Segment Start: TASK DATA

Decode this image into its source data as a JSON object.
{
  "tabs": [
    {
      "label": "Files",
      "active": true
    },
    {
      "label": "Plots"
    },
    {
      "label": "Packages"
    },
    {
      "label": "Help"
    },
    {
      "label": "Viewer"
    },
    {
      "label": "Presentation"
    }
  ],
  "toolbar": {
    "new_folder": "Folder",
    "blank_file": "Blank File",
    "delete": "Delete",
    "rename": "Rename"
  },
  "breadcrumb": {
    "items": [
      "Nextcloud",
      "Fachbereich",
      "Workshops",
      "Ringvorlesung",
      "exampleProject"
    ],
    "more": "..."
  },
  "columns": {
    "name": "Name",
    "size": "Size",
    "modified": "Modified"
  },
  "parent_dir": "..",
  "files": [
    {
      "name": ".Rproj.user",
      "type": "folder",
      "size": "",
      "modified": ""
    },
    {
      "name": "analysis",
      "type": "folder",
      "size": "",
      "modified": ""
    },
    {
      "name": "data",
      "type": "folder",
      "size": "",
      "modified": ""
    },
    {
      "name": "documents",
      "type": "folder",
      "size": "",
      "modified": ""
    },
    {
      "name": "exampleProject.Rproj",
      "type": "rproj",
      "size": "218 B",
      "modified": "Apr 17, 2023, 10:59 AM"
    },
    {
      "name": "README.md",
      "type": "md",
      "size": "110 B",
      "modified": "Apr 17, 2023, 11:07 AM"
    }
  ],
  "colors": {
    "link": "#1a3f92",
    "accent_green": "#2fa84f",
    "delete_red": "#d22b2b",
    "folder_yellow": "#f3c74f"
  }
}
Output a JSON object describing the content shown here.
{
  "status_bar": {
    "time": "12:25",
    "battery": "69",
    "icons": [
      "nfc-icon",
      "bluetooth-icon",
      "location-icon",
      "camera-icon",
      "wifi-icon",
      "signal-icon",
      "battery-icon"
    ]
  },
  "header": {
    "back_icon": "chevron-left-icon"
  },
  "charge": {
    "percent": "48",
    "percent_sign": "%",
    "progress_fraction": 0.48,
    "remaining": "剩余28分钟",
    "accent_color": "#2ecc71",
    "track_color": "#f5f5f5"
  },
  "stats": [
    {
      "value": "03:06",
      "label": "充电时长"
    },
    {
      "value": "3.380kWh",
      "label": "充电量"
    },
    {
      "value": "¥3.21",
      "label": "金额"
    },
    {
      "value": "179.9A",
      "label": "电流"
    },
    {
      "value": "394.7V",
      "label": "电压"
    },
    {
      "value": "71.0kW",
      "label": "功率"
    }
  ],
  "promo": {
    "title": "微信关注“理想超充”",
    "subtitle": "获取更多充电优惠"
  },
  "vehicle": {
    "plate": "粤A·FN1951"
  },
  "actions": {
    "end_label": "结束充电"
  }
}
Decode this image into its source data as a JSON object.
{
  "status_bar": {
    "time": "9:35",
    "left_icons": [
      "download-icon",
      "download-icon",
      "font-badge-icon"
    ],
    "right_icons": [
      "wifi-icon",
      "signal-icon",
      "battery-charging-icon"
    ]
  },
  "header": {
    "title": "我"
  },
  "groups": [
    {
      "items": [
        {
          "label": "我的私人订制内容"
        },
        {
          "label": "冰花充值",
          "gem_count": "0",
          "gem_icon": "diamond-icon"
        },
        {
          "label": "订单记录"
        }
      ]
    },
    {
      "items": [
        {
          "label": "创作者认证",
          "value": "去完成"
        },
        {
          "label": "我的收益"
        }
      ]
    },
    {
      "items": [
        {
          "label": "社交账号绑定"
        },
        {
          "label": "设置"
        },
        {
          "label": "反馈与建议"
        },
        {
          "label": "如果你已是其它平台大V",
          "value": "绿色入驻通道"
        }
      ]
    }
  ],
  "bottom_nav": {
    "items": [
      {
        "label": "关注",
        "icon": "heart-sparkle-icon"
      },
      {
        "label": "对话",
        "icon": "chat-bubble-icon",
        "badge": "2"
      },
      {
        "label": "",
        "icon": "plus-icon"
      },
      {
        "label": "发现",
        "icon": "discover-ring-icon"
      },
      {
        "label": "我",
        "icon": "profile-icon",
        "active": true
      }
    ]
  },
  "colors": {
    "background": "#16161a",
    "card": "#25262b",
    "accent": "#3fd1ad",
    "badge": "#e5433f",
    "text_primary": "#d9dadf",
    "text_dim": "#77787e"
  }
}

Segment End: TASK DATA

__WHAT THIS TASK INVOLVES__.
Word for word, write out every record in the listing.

__TASK RESULT__.
Decode this image into its source data as a JSON object.
{
  "tabs": [
    {
      "label": "Files",
      "active": true
    },
    {
      "label": "Plots"
    },
    {
      "label": "Packages"
    },
    {
      "label": "Help"
    },
    {
      "label": "Viewer"
    },
    {
      "label": "Presentation"
    }
  ],
  "toolbar": {
    "new_folder": "Folder",
    "blank_file": "Blank File",
    "delete": "Delete",
    "rename": "Rename"
  },
  "breadcrumb": {
    "items": [
      "Nextcloud",
      "Fachbereich",
      "Workshops",
      "Ringvorlesung",
      "exampleProject"
    ],
    "more": "..."
  },
  "columns": {
    "name": "Name",
    "size": "Size",
    "modified": "Modified"
  },
  "parent_dir": "..",
  "files": [
    {
      "name": ".Rproj.user",
      "type": "folder",
      "size": "",
      "modified": ""
    },
    {
      "name": "analysis",
      "type": "folder",
      "size": "",
      "modified": ""
    },
    {
      "name": "data",
      "type": "folder",
      "size": "",
      "modified": ""
    },
    {
      "name": "documents",
      "type": "folder",
      "size": "",
      "modified": ""
    },
    {
      "name": "exampleProject.Rproj",
      "type": "rproj",
      "size": "218 B",
      "modified": "Apr 17, 2023, 10:59 AM"
    },
    {
      "name": "README.md",
      "type": "md",
      "size": "110 B",
      "modified": "Apr 17, 2023, 11:07 AM"
    }
  ],
  "colors": {
    "link": "#1a3f92",
    "accent_green": "#2fa84f",
    "delete_red": "#d22b2b",
    "folder_yellow": "#f3c74f"
  }
}
Output a JSON object describing the content shown here.
{
  "status_bar": {
    "time": "12:25",
    "battery": "69",
    "icons": [
      "nfc-icon",
      "bluetooth-icon",
      "location-icon",
      "camera-icon",
      "wifi-icon",
      "signal-icon",
      "battery-icon"
    ]
  },
  "header": {
    "back_icon": "chevron-left-icon"
  },
  "charge": {
    "percent": "48",
    "percent_sign": "%",
    "progress_fraction": 0.48,
    "remaining": "剩余28分钟",
    "accent_color": "#2ecc71",
    "track_color": "#f5f5f5"
  },
  "stats": [
    {
      "value": "03:06",
      "label": "充电时长"
    },
    {
      "value": "3.380kWh",
      "label": "充电量"
    },
    {
      "value": "¥3.21",
      "label": "金额"
    },
    {
      "value": "179.9A",
      "label": "电流"
    },
    {
      "value": "394.7V",
      "label": "电压"
    },
    {
      "value": "71.0kW",
      "label": "功率"
    }
  ],
  "promo": {
    "title": "微信关注“理想超充”",
    "subtitle": "获取更多充电优惠"
  },
  "vehicle": {
    "plate": "粤A·FN1951"
  },
  "actions": {
    "end_label": "结束充电"
  }
}
Decode this image into its source data as a JSON object.
{
  "status_bar": {
    "time": "9:35",
    "left_icons": [
      "download-icon",
      "download-icon",
      "font-badge-icon"
    ],
    "right_icons": [
      "wifi-icon",
      "signal-icon",
      "battery-charging-icon"
    ]
  },
  "header": {
    "title": "我"
  },
  "groups": [
    {
      "items": [
        {
          "label": "我的私人订制内容"
        },
        {
          "label": "冰花充值",
          "gem_count": "0",
          "gem_icon": "diamond-icon"
        },
        {
          "label": "订单记录"
        }
      ]
    },
    {
      "items": [
        {
          "label": "创作者认证",
          "value": "去完成"
        },
        {
          "label": "我的收益"
        }
      ]
    },
    {
      "items": [
        {
          "label": "社交账号绑定"
        },
        {
          "label": "设置"
        },
        {
          "label": "反馈与建议"
        },
        {
          "label": "如果你已是其它平台大V",
          "value": "绿色入驻通道"
        }
      ]
    }
  ],
  "bottom_nav": {
    "items": [
      {
        "label": "关注",
        "icon": "heart-sparkle-icon"
      },
      {
        "label": "对话",
        "icon": "chat-bubble-icon",
        "badge": "2"
      },
      {
        "label": "",
        "icon": "plus-icon"
      },
      {
        "label": "发现",
        "icon": "discover-ring-icon"
      },
      {
        "label": "我",
        "icon": "profile-icon",
        "active": true
      }
    ]
  },
  "colors": {
    "background": "#16161a",
    "card": "#25262b",
    "accent": "#3fd1ad",
    "badge": "#e5433f",
    "text_primary": "#d9dadf",
    "text_dim": "#77787e"
  }
}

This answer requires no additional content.